[T]he same day President Bush vetoed a bill that would have forced taxpayers to further subsidize embryonic stem-cell experimentation, he signed the Fetus Farming Prohibition Act of 2006.
The former got lots of negative press; the latter caused barely a stir. The latter bode poorly for embryonic stem-cell research’s public image. Better to ignore.
At any rate, a ban on fetus farming wasn’t controversial, passing unanimously in both the Senate and House. Fetus farming seems far-fetched.
But ratifying FFPA scythed a huge swath through plans of embryonic stem-cell harvesters – laudable quick work by pro-life academics and politicos before the other side’s powerful lobby could sway self-interested politicians and Americans.
Never heard of this, you say?

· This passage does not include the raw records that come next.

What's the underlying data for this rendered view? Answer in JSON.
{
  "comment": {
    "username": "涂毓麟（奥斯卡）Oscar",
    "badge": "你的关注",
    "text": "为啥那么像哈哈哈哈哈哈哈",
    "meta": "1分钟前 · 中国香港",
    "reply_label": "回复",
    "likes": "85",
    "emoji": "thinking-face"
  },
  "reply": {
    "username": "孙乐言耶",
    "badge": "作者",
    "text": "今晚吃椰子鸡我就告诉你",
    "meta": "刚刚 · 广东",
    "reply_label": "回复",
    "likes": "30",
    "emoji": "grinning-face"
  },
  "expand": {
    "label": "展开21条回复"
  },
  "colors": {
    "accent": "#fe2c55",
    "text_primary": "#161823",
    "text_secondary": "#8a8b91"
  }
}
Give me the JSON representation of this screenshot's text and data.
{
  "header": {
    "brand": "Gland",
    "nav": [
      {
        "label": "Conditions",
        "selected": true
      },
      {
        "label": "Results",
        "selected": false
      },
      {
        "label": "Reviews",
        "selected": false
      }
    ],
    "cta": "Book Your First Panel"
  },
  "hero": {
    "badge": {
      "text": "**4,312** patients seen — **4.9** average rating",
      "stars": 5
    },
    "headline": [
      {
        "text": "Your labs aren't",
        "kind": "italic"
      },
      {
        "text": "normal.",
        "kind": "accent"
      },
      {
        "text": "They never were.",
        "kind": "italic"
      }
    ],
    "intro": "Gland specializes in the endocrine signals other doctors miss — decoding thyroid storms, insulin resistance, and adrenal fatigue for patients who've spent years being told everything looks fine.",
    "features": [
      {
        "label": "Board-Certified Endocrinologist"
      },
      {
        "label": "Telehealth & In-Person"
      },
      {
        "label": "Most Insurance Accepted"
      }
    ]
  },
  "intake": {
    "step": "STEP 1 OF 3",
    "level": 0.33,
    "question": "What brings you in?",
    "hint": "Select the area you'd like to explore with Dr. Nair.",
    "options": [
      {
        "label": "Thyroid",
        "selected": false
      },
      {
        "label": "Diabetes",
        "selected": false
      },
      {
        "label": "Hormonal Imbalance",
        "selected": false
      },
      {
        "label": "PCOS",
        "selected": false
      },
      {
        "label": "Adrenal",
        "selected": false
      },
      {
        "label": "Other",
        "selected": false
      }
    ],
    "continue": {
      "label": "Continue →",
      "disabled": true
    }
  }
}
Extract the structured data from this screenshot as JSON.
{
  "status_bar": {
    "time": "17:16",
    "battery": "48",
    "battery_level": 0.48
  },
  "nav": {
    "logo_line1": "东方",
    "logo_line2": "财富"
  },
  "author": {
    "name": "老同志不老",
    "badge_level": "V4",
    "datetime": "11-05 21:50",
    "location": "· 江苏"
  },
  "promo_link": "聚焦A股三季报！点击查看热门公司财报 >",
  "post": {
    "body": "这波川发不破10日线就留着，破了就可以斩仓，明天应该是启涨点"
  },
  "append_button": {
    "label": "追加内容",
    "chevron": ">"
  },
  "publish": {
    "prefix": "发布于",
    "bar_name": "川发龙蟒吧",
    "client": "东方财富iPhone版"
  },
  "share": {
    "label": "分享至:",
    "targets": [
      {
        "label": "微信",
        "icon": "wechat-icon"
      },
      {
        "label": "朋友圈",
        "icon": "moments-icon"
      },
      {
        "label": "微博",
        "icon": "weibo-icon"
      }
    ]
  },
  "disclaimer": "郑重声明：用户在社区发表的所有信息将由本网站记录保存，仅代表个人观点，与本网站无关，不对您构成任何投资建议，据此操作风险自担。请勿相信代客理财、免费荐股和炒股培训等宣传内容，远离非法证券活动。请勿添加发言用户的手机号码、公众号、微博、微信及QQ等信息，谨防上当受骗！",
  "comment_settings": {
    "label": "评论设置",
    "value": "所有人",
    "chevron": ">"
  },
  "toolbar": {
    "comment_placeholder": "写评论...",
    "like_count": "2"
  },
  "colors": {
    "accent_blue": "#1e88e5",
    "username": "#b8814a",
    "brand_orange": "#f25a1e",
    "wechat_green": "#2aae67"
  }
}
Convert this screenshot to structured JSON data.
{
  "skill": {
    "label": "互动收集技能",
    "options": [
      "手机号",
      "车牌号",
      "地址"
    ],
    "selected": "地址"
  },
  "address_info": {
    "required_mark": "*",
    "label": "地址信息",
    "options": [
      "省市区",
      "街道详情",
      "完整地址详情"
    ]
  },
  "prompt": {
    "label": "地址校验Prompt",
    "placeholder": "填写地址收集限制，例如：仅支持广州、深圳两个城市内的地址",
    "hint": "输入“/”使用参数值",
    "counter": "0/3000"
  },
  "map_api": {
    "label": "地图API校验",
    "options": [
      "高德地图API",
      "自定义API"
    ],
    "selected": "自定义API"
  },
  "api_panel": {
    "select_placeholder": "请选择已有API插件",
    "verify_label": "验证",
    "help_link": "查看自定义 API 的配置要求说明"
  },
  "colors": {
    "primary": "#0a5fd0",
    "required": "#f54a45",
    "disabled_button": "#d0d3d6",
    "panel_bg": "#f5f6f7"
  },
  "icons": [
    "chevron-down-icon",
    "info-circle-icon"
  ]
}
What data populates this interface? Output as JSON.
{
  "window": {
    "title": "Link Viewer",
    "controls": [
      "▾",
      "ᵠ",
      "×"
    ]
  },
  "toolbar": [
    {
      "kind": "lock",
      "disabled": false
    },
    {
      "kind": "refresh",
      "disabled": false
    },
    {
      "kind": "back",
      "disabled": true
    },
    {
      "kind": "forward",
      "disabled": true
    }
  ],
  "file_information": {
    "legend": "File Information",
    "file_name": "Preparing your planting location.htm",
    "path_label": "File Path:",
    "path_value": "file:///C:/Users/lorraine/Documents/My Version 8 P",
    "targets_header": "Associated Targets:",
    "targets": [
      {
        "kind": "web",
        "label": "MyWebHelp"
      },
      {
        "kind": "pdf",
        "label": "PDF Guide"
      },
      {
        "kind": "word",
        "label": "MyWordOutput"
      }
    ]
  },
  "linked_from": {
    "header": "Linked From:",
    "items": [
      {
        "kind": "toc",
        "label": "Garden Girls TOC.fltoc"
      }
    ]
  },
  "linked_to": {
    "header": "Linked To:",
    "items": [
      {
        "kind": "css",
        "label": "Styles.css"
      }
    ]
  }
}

Well, it’s only the next logical step from a culture that believes that some should be killed to benefit others. The whole concept of fetal farming exists because of the sheer complexity of the human body and the fact that matches for organs that may be able to be grown from embryonic tissue is staggering. Even family are not always perfect matches for some organs. So if the scientists and researchers were actually able to find some sort of magical cure, in order to actually be implemented we would need to have a lot of different tissue types and blood types to choose from.
Remember what a fetus is– it’s a unborn child more than 8 weeks old with all of its organs intact. You can see in the image the size of these children. Now you understand why it was a no-brainer to pass this legislation. You see, it is a very slippery slope to start labeling children as tissue– one that leads to all sorts of things that we may one day wake up (soon, I hope) and mourn what we have done and what we have become.